#### DATA PROVIDED

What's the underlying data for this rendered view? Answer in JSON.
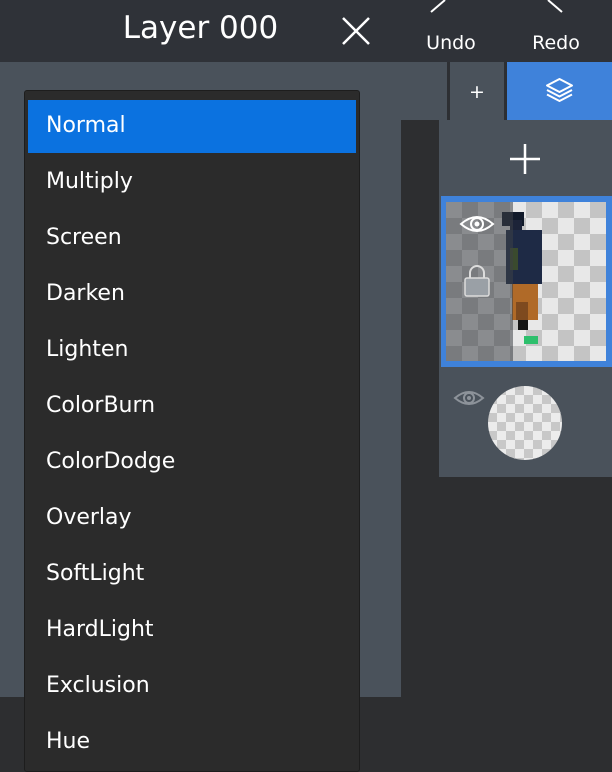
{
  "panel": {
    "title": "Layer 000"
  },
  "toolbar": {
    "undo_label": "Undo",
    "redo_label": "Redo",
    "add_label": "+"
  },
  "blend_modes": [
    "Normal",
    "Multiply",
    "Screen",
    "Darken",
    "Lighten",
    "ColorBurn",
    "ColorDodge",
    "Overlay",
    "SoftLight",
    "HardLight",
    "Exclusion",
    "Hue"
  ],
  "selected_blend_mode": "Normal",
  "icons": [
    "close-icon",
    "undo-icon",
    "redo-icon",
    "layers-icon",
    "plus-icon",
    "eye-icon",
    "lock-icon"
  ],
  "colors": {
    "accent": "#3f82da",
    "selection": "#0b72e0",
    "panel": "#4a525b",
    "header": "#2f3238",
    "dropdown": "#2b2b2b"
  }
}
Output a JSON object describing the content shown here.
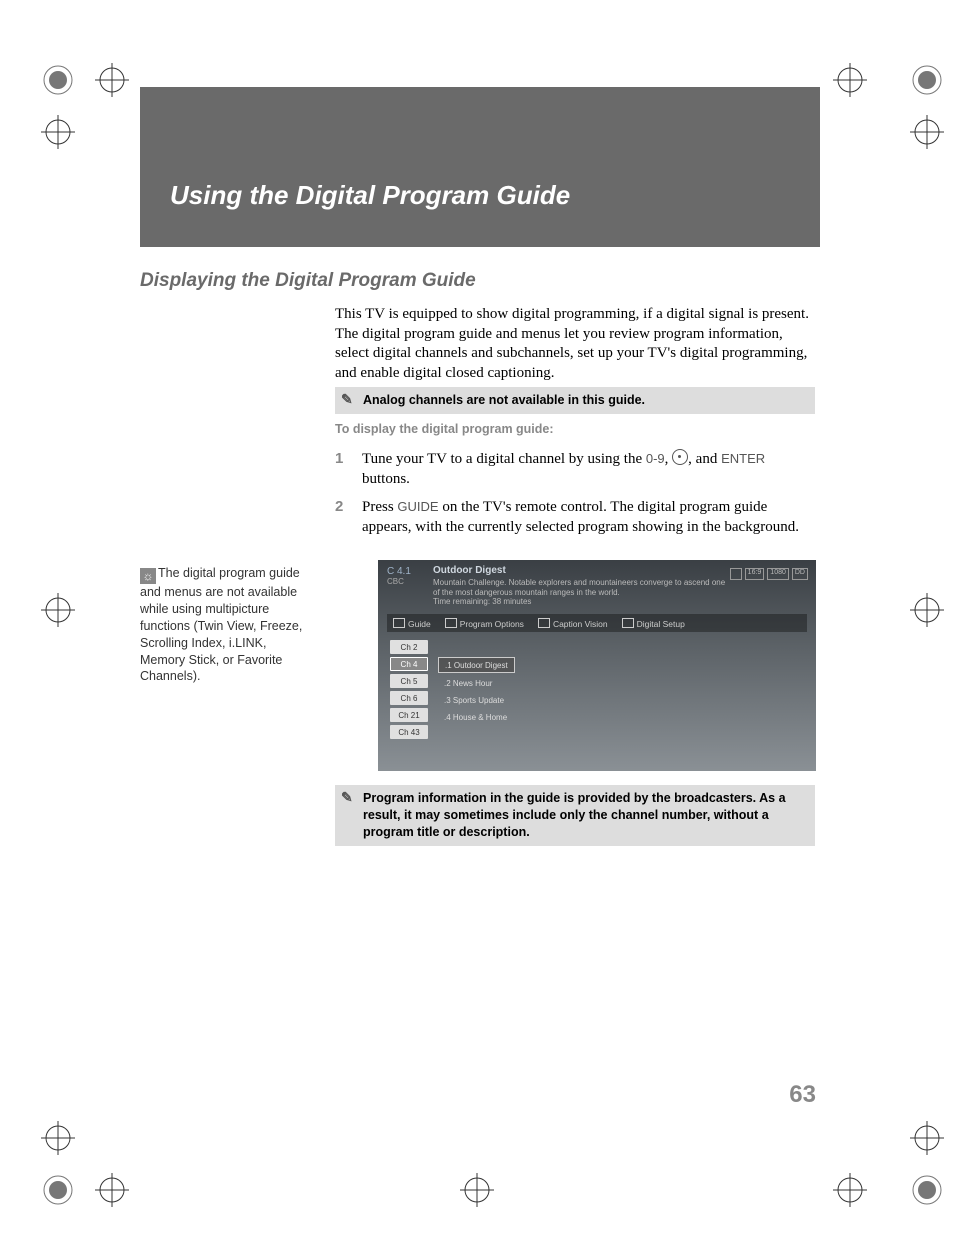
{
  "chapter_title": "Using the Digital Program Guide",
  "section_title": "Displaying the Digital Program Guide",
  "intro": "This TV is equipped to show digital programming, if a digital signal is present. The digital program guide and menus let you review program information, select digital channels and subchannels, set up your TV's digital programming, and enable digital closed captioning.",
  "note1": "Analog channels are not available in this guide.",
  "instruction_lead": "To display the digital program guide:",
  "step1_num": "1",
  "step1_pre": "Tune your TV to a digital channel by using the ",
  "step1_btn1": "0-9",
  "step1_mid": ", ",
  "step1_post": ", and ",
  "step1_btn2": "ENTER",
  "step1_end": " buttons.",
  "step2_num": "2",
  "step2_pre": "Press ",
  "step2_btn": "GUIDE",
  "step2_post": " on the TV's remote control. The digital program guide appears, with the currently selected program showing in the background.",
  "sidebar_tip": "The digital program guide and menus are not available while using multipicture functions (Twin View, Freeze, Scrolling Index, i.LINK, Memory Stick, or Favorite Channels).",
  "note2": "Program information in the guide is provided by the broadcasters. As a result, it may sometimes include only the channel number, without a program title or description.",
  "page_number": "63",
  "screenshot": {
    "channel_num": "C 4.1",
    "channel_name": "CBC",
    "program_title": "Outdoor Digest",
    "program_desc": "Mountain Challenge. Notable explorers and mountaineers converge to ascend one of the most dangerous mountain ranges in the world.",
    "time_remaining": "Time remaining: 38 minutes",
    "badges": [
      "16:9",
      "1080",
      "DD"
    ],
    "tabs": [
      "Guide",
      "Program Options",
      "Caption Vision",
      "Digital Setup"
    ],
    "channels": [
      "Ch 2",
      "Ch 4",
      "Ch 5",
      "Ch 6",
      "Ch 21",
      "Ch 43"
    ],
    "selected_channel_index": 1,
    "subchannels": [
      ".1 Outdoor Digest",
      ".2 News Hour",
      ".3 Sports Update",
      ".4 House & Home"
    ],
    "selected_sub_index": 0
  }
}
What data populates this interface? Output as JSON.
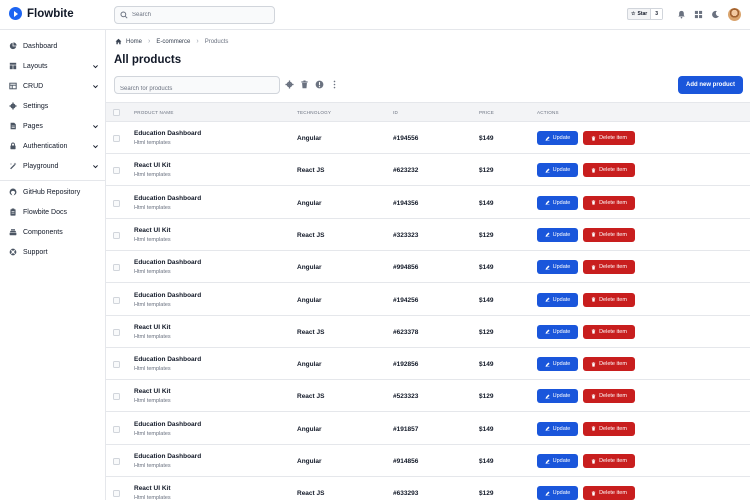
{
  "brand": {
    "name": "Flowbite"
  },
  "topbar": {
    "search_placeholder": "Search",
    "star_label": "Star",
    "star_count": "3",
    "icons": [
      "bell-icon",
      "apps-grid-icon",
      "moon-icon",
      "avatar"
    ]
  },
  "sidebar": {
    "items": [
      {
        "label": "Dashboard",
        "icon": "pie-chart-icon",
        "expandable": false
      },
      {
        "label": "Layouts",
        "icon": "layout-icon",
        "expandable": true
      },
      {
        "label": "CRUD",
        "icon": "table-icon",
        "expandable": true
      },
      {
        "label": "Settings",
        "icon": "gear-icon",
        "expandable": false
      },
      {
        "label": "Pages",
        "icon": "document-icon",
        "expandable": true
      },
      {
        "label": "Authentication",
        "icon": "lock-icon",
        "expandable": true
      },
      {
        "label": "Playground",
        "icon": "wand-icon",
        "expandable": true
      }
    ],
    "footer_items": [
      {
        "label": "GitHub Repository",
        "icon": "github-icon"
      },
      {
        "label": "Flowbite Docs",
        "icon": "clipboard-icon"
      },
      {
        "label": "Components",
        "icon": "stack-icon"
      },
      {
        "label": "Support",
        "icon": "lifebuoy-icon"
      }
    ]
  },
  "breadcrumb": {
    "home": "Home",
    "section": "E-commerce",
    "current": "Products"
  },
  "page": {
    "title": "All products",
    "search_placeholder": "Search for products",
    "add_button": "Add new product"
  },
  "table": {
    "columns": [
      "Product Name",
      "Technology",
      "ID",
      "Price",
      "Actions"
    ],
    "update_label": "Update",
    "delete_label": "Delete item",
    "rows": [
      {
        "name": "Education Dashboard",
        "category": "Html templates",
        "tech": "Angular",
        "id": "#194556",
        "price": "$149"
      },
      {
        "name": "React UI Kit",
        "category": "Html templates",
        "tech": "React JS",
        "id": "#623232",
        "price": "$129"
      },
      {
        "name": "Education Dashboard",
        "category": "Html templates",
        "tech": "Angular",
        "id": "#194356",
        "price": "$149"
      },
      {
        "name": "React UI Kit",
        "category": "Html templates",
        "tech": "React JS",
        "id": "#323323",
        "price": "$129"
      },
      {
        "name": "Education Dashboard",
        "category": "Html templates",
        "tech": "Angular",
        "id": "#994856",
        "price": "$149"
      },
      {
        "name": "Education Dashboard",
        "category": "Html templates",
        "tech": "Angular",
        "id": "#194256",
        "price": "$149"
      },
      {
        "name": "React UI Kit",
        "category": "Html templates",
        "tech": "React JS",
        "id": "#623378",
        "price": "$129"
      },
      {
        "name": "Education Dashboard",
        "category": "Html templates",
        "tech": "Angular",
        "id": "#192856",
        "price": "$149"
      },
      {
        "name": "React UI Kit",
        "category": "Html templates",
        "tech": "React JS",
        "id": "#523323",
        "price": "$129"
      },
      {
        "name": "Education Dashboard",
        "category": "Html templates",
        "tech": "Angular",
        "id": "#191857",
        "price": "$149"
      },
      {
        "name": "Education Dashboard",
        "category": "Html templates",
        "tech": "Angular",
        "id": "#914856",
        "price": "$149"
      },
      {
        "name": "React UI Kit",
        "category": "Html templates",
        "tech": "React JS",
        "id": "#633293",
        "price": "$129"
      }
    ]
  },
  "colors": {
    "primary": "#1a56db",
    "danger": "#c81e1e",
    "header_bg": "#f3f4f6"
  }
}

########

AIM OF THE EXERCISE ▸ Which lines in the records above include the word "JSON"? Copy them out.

SOLUTION TO THE EXERCISE ▸
What's the underlying data for this rendered view? Answer in JSON.
Output a JSON object describing the content shown here.
What data populates this interface? Output as JSON.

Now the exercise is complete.